The publication of A Modern Instance in 1882 marked a turning point in the career of William Dean Howells (1837-1920), who abandoned the editorship of the Atlantic Monthly – the standard bearer among American literary periodicals – just as he was embarking on what was to be his most ambitious novel to date. From his early years on the Ohio frontier, Howells had dreamed of securing the esteem of the pillars of New England literary culture; and against many odds he largely had won it by the 1870s, when he was brought forward to edit the Atlantic.

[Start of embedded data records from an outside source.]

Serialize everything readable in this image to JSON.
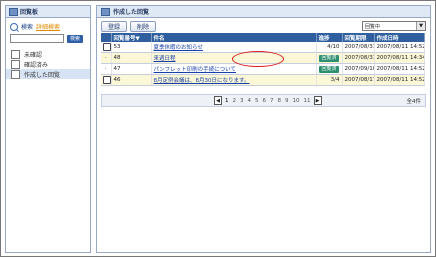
{
  "left": {
    "title": "回覧板",
    "search_label": "検索",
    "advanced_search_label": "詳細検索",
    "search_button": "検索",
    "tree": [
      {
        "label": "未確認"
      },
      {
        "label": "確認済み"
      },
      {
        "label": "作成した回覧"
      }
    ]
  },
  "right": {
    "title": "作成した回覧",
    "register_button": "登録",
    "delete_button": "削除",
    "filter_value": "回覧中",
    "columns": [
      "",
      "回覧番号▼",
      "件名",
      "進捗",
      "回覧期限",
      "作成日時"
    ],
    "rows": [
      {
        "num": "53",
        "subject": "夏季休暇のお知らせ",
        "progress": "4/10",
        "deadline": "2007/08/31",
        "created": "2007/08/11 14:52"
      },
      {
        "num": "48",
        "subject": "来週日程",
        "progress": "回覧済",
        "deadline": "2007/08/31",
        "created": "2007/08/11 14:34"
      },
      {
        "num": "47",
        "subject": "パンフレット印刷の手続について",
        "progress": "回覧済",
        "deadline": "2007/09/10",
        "created": "2007/08/11 14:52"
      },
      {
        "num": "46",
        "subject": "8月定例会議は、8月30日になります。",
        "progress": "3/4",
        "deadline": "2007/08/17",
        "created": "2007/08/11 14:52"
      }
    ],
    "pager": {
      "pages": [
        "1",
        "2",
        "3",
        "4",
        "5",
        "6",
        "7",
        "8",
        "9",
        "10",
        "11"
      ],
      "total": "全4件"
    }
  },
  "colors": {
    "header": "#2f5f9e",
    "badge": "#2e8f6f",
    "annotation": "#d81a1a"
  }
}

A Modern Instance chronicles the life of a far less reputable literary man – an ambitious journalist named Bartley Hubbard – who is neither …

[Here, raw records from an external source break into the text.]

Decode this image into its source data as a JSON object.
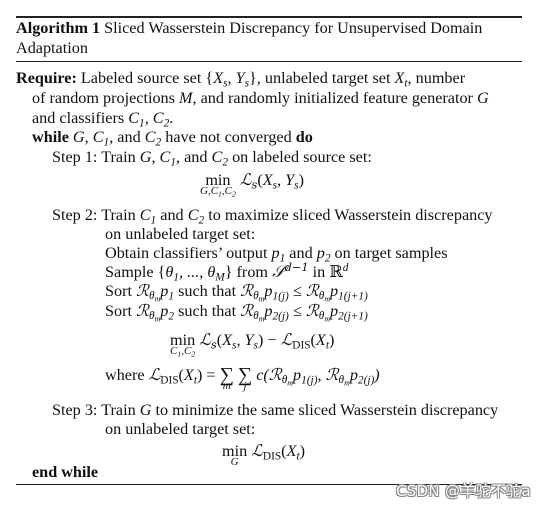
{
  "algorithm": {
    "label": "Algorithm 1",
    "title_line1": "Sliced Wasserstein Discrepancy for Unsupervised Domain",
    "title_line2": "Adaptation"
  },
  "require": {
    "label": "Require:",
    "line1_a": "Labeled source set {",
    "line1_b": "}, unlabeled target set ",
    "line1_c": ", number",
    "line2_a": "of random projections ",
    "line2_b": ", and randomly initialized feature generator ",
    "line3_a": "and classifiers ",
    "line3_b": "."
  },
  "loop": {
    "while_kw": "while",
    "while_text_a": ", ",
    "while_text_b": ", and ",
    "while_text_c": " have not converged ",
    "do_kw": "do",
    "end_kw": "end while"
  },
  "steps": [
    {
      "label": "Step 1:",
      "text": "Train G, C1, and C2 on labeled source set:",
      "equation": "min_{G,C1,C2} Ls(Xs, Ys)"
    },
    {
      "label": "Step 2:",
      "text_line1": "Train C1 and C2 to maximize sliced Wasserstein discrepancy",
      "text_line2": "on unlabeled target set:",
      "substeps": [
        "Obtain classifiers’ output p1 and p2 on target samples",
        "Sample {θ1, ..., θM} from S^(d−1) in R^d",
        "Sort Rθm p1 such that Rθm p1(j) ≤ Rθm p1(j+1)",
        "Sort Rθm p2 such that Rθm p2(j) ≤ Rθm p2(j+1)"
      ],
      "equation": "min_{C1,C2} Ls(Xs, Ys) − LDIS(Xt)",
      "where": "where LDIS(Xt) = Σm Σj c(Rθm p1(j), Rθm p2(j))"
    },
    {
      "label": "Step 3:",
      "text_line1": "Train G to minimize the same sliced Wasserstein discrepancy",
      "text_line2": "on unlabeled target set:",
      "equation": "min_G LDIS(Xt)"
    }
  ],
  "text": {
    "train": "Train ",
    "comma": ", ",
    "and": "and ",
    "comma_and": ", and ",
    "on_labeled": " on labeled source set:",
    "and_sp": " and ",
    "to_max": " to maximize sliced Wasserstein discrepancy",
    "on_unlabeled": "on unlabeled target set:",
    "obtain": "Obtain classifiers’ output ",
    "on_target": " on target samples",
    "sample": "Sample {",
    "from": "} from ",
    "in": " in ",
    "sort": "Sort ",
    "such_that": " such that ",
    "where": "where ",
    "to_min": " to minimize the same sliced Wasserstein discrepancy",
    "min": "min"
  },
  "watermark": "CSDN @羊驼不驼a"
}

Anesko, Michael. "A Modern Instance". The Literary Encyclopedia. First published 08 February 2005; last revised 30 November -1.
[http://www.litencyc.com/php/sworks.php?rec=true&UID=7045, accessed 18 April 2015.]